## WORK ITEM
Could you copy every record exactly as it appears?
———
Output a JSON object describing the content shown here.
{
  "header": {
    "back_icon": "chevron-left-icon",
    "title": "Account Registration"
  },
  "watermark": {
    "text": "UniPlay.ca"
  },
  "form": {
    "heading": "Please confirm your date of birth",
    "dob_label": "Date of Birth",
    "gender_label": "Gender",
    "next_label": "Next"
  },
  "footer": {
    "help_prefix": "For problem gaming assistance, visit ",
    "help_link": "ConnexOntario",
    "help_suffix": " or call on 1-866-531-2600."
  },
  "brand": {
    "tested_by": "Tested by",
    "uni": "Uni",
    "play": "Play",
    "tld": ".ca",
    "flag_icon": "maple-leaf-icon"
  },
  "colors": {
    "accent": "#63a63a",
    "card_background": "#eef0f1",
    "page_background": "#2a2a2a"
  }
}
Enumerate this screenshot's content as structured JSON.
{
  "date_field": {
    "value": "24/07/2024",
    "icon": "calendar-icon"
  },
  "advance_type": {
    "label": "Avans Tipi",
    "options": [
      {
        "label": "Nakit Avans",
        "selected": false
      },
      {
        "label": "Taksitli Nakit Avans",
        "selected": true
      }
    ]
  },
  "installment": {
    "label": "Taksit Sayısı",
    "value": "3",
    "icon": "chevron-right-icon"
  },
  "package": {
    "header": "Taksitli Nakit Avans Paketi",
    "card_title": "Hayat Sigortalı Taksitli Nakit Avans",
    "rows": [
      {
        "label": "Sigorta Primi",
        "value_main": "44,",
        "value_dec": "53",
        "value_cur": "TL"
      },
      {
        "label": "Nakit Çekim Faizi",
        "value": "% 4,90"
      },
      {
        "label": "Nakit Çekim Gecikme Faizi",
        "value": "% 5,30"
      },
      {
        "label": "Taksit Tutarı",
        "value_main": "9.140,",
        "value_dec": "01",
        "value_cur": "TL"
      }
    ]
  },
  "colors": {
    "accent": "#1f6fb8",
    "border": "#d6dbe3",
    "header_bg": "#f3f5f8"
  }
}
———
## RESPONSE TO THE TASK
Output a JSON object describing the content shown here.
{
  "header": {
    "back_icon": "chevron-left-icon",
    "title": "Account Registration"
  },
  "watermark": {
    "text": "UniPlay.ca"
  },
  "form": {
    "heading": "Please confirm your date of birth",
    "dob_label": "Date of Birth",
    "gender_label": "Gender",
    "next_label": "Next"
  },
  "footer": {
    "help_prefix": "For problem gaming assistance, visit ",
    "help_link": "ConnexOntario",
    "help_suffix": " or call on 1-866-531-2600."
  },
  "brand": {
    "tested_by": "Tested by",
    "uni": "Uni",
    "play": "Play",
    "tld": ".ca",
    "flag_icon": "maple-leaf-icon"
  },
  "colors": {
    "accent": "#63a63a",
    "card_background": "#eef0f1",
    "page_background": "#2a2a2a"
  }
}
Enumerate this screenshot's content as structured JSON.
{
  "date_field": {
    "value": "24/07/2024",
    "icon": "calendar-icon"
  },
  "advance_type": {
    "label": "Avans Tipi",
    "options": [
      {
        "label": "Nakit Avans",
        "selected": false
      },
      {
        "label": "Taksitli Nakit Avans",
        "selected": true
      }
    ]
  },
  "installment": {
    "label": "Taksit Sayısı",
    "value": "3",
    "icon": "chevron-right-icon"
  },
  "package": {
    "header": "Taksitli Nakit Avans Paketi",
    "card_title": "Hayat Sigortalı Taksitli Nakit Avans",
    "rows": [
      {
        "label": "Sigorta Primi",
        "value_main": "44,",
        "value_dec": "53",
        "value_cur": "TL"
      },
      {
        "label": "Nakit Çekim Faizi",
        "value": "% 4,90"
      },
      {
        "label": "Nakit Çekim Gecikme Faizi",
        "value": "% 5,30"
      },
      {
        "label": "Taksit Tutarı",
        "value_main": "9.140,",
        "value_dec": "01",
        "value_cur": "TL"
      }
    ]
  },
  "colors": {
    "accent": "#1f6fb8",
    "border": "#d6dbe3",
    "header_bg": "#f3f5f8"
  }
}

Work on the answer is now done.